                                Popped it into a preheated oven and took out the meatloaf once the internal temp reached 155.

                                When you slice into the meatloaf, you get these concentric rings of meatloaf, egg whites and a nice custardy egg yolk center.

                                Good eatin'!

                                1. Have you ever tried french scrambled eggs? I followed Julia's (MTAOFC) technique and to me this is the most heavenly way to eat eggs.

                                  2 Replies
                                  1. re: Quine

                                    You mean "agitated"?

                                    Have you tried french-style scrambled eggs using a double-boiler? I don't believe Julia used a double-boiler, just really low heat and lots of jerking and shaking.

                                    1. re: ipsedixit

                                      I actually do mine in a heavy deep pot and or pan. i use gas heat and pretty crusett , so it work very well for me. Heaven!

                                      For some reason double boilers really annoy me.

                                  2. Sounds to me like shirred eggs (aka eggs en cocotte) would be a whole lot simpler and yield the same result.

                                    9 Replies
                                    1. re: greygarious

                                      Eggs en cocotte, correct me if I'm wrong, are baked. While this would provide the runny, soft egg yolk and white, it would not give you that crispy fried outer layer that this method (i.e., poaching in shell, then frying) would, right?

                                      Or am I missing something?

                                      1. re: ipsedixit

                                        Shirred eggs are baked under a coating of melted butter - they can remain soft if you don't bake them too long. I have only done them a few times and am not sure you can get frizzled edges without harder texture, but it sounds like they are pretty much what you are getting.

                                        I sometimes cook eggs nested into cooked vegetable melanges or chunky tomato sauce, atop bread or rice, either on the stove or in the oven. I separate the eggs and reserve the yolks, adding them only when the whites are opaque, so that the yolk is still runny when the dish is finished. I have even done this in the microwave, with good results - but no crispy layer in any of the three methods.

                                        1. re: greygarious

                                          Now that separating the eggs-idea holds alot of appeal for me. Esp. since my husband likes his eggs a little more cooked than I do.

                                          1. re: greygarious

                                            lack of crispy outer layer and the extensive use of butter are both big turnoffs for me

                                            1. re: ipsedixit

                                              Shirred eggs use a lot less butter than your method uses oil.

                                              1. re: greygarious

                                                I don't use very much oil to fry the egg, especially since its a non-stick skillet.

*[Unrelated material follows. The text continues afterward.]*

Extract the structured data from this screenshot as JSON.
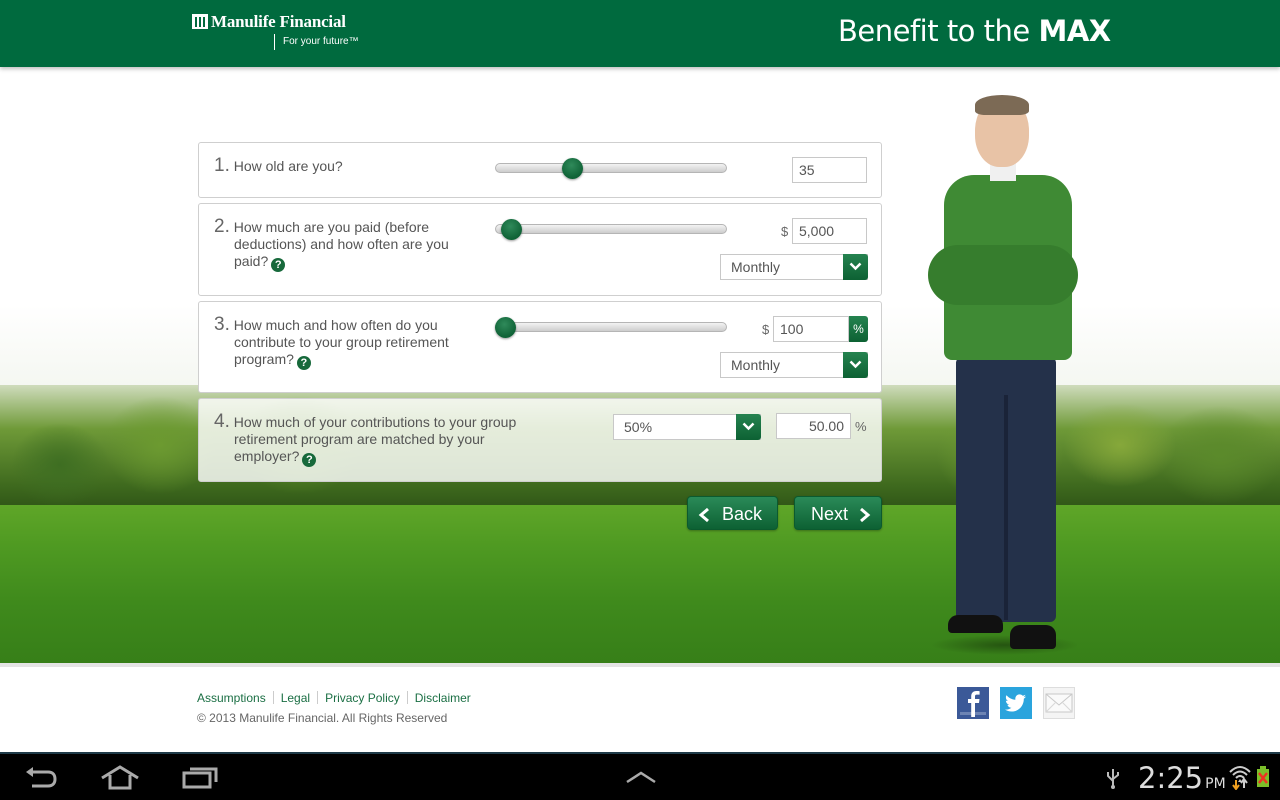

                                                That said, even if the oil were 100x more than the amount of butter, it would not matter. It's the butter that's the problem. Don't like it with my eggs.

                                                1. re: ipsedixit

                                                  You don't like butter with eggs????? Wow. Do you like it with/on other things? Cooking eggs in butter is #2 behind duck fat for me.

                                                  1. re: c oliver

                                                    I'm not a big butter person (except in baking, but even then it's with a judicious hand).

                                                    Lard, bacon fat, etc. are all good, however.

                                                    1. re: ipsedixit

                                                      One think I like about poached eggs is that they're not cooked in oil, so the flavor of something like olive oil can taste very strong and pure, unheated, drizzled on top. Not to discourage anyone from frying anything though.